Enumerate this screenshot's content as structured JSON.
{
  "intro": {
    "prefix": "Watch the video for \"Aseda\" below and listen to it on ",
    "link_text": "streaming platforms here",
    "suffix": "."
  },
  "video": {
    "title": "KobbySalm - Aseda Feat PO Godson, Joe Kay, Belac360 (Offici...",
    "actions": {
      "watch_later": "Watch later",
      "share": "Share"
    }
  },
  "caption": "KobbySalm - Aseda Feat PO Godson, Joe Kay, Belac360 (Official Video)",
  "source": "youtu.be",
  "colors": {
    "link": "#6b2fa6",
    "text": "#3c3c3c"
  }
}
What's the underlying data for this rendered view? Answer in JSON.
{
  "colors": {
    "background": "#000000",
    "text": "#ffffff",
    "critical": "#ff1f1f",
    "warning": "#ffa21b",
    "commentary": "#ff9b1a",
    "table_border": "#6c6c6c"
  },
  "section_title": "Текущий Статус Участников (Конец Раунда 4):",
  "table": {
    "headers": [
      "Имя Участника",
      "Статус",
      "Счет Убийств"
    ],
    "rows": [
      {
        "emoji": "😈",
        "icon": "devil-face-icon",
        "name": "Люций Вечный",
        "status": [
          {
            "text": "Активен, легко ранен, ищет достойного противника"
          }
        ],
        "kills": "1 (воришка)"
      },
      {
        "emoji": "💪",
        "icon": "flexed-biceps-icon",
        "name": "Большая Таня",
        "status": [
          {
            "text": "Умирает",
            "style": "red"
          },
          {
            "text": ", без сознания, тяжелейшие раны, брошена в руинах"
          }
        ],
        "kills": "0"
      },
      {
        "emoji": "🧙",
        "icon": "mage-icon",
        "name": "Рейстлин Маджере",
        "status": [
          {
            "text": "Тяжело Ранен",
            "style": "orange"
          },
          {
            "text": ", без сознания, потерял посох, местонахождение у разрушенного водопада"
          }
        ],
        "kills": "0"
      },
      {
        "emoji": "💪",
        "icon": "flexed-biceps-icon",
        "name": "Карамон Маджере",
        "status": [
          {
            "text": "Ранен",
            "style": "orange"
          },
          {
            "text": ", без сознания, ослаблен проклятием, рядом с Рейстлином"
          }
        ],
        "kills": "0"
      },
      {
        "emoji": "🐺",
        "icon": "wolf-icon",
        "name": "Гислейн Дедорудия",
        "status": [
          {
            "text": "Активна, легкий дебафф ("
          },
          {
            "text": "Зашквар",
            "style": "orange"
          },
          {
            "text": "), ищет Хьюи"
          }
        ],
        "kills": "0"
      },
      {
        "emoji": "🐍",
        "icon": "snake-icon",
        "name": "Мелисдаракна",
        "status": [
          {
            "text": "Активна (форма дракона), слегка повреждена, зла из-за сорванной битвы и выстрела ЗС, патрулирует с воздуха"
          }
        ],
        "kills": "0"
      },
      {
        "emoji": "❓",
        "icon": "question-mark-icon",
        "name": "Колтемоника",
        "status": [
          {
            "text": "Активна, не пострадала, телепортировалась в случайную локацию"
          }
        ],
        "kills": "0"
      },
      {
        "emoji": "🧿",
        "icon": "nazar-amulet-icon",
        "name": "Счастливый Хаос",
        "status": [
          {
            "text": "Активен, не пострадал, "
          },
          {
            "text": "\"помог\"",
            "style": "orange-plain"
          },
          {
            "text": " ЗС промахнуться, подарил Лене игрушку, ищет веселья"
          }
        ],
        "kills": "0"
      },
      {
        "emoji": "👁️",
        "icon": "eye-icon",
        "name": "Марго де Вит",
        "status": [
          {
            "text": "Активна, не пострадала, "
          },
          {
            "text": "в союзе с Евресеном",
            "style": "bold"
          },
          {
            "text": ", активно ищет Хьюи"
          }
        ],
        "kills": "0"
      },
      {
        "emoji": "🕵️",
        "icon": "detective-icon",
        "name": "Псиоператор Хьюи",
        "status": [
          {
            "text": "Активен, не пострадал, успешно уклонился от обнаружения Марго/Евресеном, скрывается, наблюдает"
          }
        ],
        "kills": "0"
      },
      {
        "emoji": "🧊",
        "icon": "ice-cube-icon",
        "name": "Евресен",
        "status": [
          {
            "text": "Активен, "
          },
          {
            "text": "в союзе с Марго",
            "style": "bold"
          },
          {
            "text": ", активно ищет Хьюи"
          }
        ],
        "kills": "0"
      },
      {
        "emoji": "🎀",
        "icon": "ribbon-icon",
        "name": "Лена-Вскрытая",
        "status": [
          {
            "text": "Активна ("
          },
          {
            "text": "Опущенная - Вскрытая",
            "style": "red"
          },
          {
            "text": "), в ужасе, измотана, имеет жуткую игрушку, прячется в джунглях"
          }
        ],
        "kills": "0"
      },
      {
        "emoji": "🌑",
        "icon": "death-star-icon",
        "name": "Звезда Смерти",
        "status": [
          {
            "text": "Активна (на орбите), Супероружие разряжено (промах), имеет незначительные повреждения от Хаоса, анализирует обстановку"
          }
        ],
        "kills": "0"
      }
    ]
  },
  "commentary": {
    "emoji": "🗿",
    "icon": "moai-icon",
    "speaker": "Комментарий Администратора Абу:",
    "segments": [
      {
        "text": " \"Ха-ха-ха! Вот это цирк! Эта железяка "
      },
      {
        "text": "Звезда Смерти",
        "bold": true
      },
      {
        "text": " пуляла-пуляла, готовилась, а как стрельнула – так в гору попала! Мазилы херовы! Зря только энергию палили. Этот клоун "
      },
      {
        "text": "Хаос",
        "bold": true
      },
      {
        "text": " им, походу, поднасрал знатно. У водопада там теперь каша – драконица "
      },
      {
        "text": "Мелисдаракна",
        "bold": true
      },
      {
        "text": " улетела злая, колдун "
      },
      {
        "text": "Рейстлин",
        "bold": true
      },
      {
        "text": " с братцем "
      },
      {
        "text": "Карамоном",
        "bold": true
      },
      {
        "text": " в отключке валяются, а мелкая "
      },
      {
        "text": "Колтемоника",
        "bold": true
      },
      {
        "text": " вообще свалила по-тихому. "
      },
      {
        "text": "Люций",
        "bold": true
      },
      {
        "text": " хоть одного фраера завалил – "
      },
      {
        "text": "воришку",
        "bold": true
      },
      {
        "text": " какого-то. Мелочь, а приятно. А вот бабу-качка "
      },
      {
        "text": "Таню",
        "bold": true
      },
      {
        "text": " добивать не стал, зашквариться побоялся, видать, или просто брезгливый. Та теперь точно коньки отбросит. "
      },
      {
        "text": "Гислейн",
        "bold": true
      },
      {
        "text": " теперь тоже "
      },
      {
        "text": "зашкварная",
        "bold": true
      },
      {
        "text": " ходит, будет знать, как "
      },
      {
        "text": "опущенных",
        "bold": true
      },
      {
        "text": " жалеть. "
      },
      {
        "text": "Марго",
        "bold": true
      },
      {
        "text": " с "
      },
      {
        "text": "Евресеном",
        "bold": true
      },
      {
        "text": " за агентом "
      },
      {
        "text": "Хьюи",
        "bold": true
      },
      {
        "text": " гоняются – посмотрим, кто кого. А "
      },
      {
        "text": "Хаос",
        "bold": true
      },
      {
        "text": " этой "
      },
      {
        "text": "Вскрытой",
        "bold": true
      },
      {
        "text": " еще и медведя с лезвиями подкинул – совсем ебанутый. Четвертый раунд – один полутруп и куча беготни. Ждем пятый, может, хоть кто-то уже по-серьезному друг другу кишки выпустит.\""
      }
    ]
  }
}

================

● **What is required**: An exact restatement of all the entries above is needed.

● **Completed task**:
Enumerate this screenshot's content as structured JSON.
{
  "intro": {
    "prefix": "Watch the video for \"Aseda\" below and listen to it on ",
    "link_text": "streaming platforms here",
    "suffix": "."
  },
  "video": {
    "title": "KobbySalm - Aseda Feat PO Godson, Joe Kay, Belac360 (Offici...",
    "actions": {
      "watch_later": "Watch later",
      "share": "Share"
    }
  },
  "caption": "KobbySalm - Aseda Feat PO Godson, Joe Kay, Belac360 (Official Video)",
  "source": "youtu.be",
  "colors": {
    "link": "#6b2fa6",
    "text": "#3c3c3c"
  }
}
What's the underlying data for this rendered view? Answer in JSON.
{
  "colors": {
    "background": "#000000",
    "text": "#ffffff",
    "critical": "#ff1f1f",
    "warning": "#ffa21b",
    "commentary": "#ff9b1a",
    "table_border": "#6c6c6c"
  },
  "section_title": "Текущий Статус Участников (Конец Раунда 4):",
  "table": {
    "headers": [
      "Имя Участника",
      "Статус",
      "Счет Убийств"
    ],
    "rows": [
      {
        "emoji": "😈",
        "icon": "devil-face-icon",
        "name": "Люций Вечный",
        "status": [
          {
            "text": "Активен, легко ранен, ищет достойного противника"
          }
        ],
        "kills": "1 (воришка)"
      },
      {
        "emoji": "💪",
        "icon": "flexed-biceps-icon",
        "name": "Большая Таня",
        "status": [
          {
            "text": "Умирает",
            "style": "red"
          },
          {
            "text": ", без сознания, тяжелейшие раны, брошена в руинах"
          }
        ],
        "kills": "0"
      },
      {
        "emoji": "🧙",
        "icon": "mage-icon",
        "name": "Рейстлин Маджере",
        "status": [
          {
            "text": "Тяжело Ранен",
            "style": "orange"
          },
          {
            "text": ", без сознания, потерял посох, местонахождение у разрушенного водопада"
          }
        ],
        "kills": "0"
      },
      {
        "emoji": "💪",
        "icon": "flexed-biceps-icon",
        "name": "Карамон Маджере",
        "status": [
          {
            "text": "Ранен",
            "style": "orange"
          },
          {
            "text": ", без сознания, ослаблен проклятием, рядом с Рейстлином"
          }
        ],
        "kills": "0"
      },
      {
        "emoji": "🐺",
        "icon": "wolf-icon",
        "name": "Гислейн Дедорудия",
        "status": [
          {
            "text": "Активна, легкий дебафф ("
          },
          {
            "text": "Зашквар",
            "style": "orange"
          },
          {
            "text": "), ищет Хьюи"
          }
        ],
        "kills": "0"
      },
      {
        "emoji": "🐍",
        "icon": "snake-icon",
        "name": "Мелисдаракна",
        "status": [
          {
            "text": "Активна (форма дракона), слегка повреждена, зла из-за сорванной битвы и выстрела ЗС, патрулирует с воздуха"
          }
        ],
        "kills": "0"
      },
      {
        "emoji": "❓",
        "icon": "question-mark-icon",
        "name": "Колтемоника",
        "status": [
          {
            "text": "Активна, не пострадала, телепортировалась в случайную локацию"
          }
        ],
        "kills": "0"
      },
      {
        "emoji": "🧿",
        "icon": "nazar-amulet-icon",
        "name": "Счастливый Хаос",
        "status": [
          {
            "text": "Активен, не пострадал, "
          },
          {
            "text": "\"помог\"",
            "style": "orange-plain"
          },
          {
            "text": " ЗС промахнуться, подарил Лене игрушку, ищет веселья"
          }
        ],
        "kills": "0"
      },
      {
        "emoji": "👁️",
        "icon": "eye-icon",
        "name": "Марго де Вит",
        "status": [
          {
            "text": "Активна, не пострадала, "
          },
          {
            "text": "в союзе с Евресеном",
            "style": "bold"
          },
          {
            "text": ", активно ищет Хьюи"
          }
        ],
        "kills": "0"
      },
      {
        "emoji": "🕵️",
        "icon": "detective-icon",
        "name": "Псиоператор Хьюи",
        "status": [
          {
            "text": "Активен, не пострадал, успешно уклонился от обнаружения Марго/Евресеном, скрывается, наблюдает"
          }
        ],
        "kills": "0"
      },
      {
        "emoji": "🧊",
        "icon": "ice-cube-icon",
        "name": "Евресен",
        "status": [
          {
            "text": "Активен, "
          },
          {
            "text": "в союзе с Марго",
            "style": "bold"
          },
          {
            "text": ", активно ищет Хьюи"
          }
        ],
        "kills": "0"
      },
      {
        "emoji": "🎀",
        "icon": "ribbon-icon",
        "name": "Лена-Вскрытая",
        "status": [
          {
            "text": "Активна ("
          },
          {
            "text": "Опущенная - Вскрытая",
            "style": "red"
          },
          {
            "text": "), в ужасе, измотана, имеет жуткую игрушку, прячется в джунглях"
          }
        ],
        "kills": "0"
      },
      {
        "emoji": "🌑",
        "icon": "death-star-icon",
        "name": "Звезда Смерти",
        "status": [
          {
            "text": "Активна (на орбите), Супероружие разряжено (промах), имеет незначительные повреждения от Хаоса, анализирует обстановку"
          }
        ],
        "kills": "0"
      }
    ]
  },
  "commentary": {
    "emoji": "🗿",
    "icon": "moai-icon",
    "speaker": "Комментарий Администратора Абу:",
    "segments": [
      {
        "text": " \"Ха-ха-ха! Вот это цирк! Эта железяка "
      },
      {
        "text": "Звезда Смерти",
        "bold": true
      },
      {
        "text": " пуляла-пуляла, готовилась, а как стрельнула – так в гору попала! Мазилы херовы! Зря только энергию палили. Этот клоун "
      },
      {
        "text": "Хаос",
        "bold": true
      },
      {
        "text": " им, походу, поднасрал знатно. У водопада там теперь каша – драконица "
      },
      {
        "text": "Мелисдаракна",
        "bold": true
      },
      {
        "text": " улетела злая, колдун "
      },
      {
        "text": "Рейстлин",
        "bold": true
      },
      {
        "text": " с братцем "
      },
      {
        "text": "Карамоном",
        "bold": true
      },
      {
        "text": " в отключке валяются, а мелкая "
      },
      {
        "text": "Колтемоника",
        "bold": true
      },
      {
        "text": " вообще свалила по-тихому. "
      },
      {
        "text": "Люций",
        "bold": true
      },
      {
        "text": " хоть одного фраера завалил – "
      },
      {
        "text": "воришку",
        "bold": true
      },
      {
        "text": " какого-то. Мелочь, а приятно. А вот бабу-качка "
      },
      {
        "text": "Таню",
        "bold": true
      },
      {
        "text": " добивать не стал, зашквариться побоялся, видать, или просто брезгливый. Та теперь точно коньки отбросит. "
      },
      {
        "text": "Гислейн",
        "bold": true
      },
      {
        "text": " теперь тоже "
      },
      {
        "text": "зашкварная",
        "bold": true
      },
      {
        "text": " ходит, будет знать, как "
      },
      {
        "text": "опущенных",
        "bold": true
      },
      {
        "text": " жалеть. "
      },
      {
        "text": "Марго",
        "bold": true
      },
      {
        "text": " с "
      },
      {
        "text": "Евресеном",
        "bold": true
      },
      {
        "text": " за агентом "
      },
      {
        "text": "Хьюи",
        "bold": true
      },
      {
        "text": " гоняются – посмотрим, кто кого. А "
      },
      {
        "text": "Хаос",
        "bold": true
      },
      {
        "text": " этой "
      },
      {
        "text": "Вскрытой",
        "bold": true
      },
      {
        "text": " еще и медведя с лезвиями подкинул – совсем ебанутый. Четвертый раунд – один полутруп и куча беготни. Ждем пятый, может, хоть кто-то уже по-серьезному друг другу кишки выпустит.\""
      }
    ]
  }
}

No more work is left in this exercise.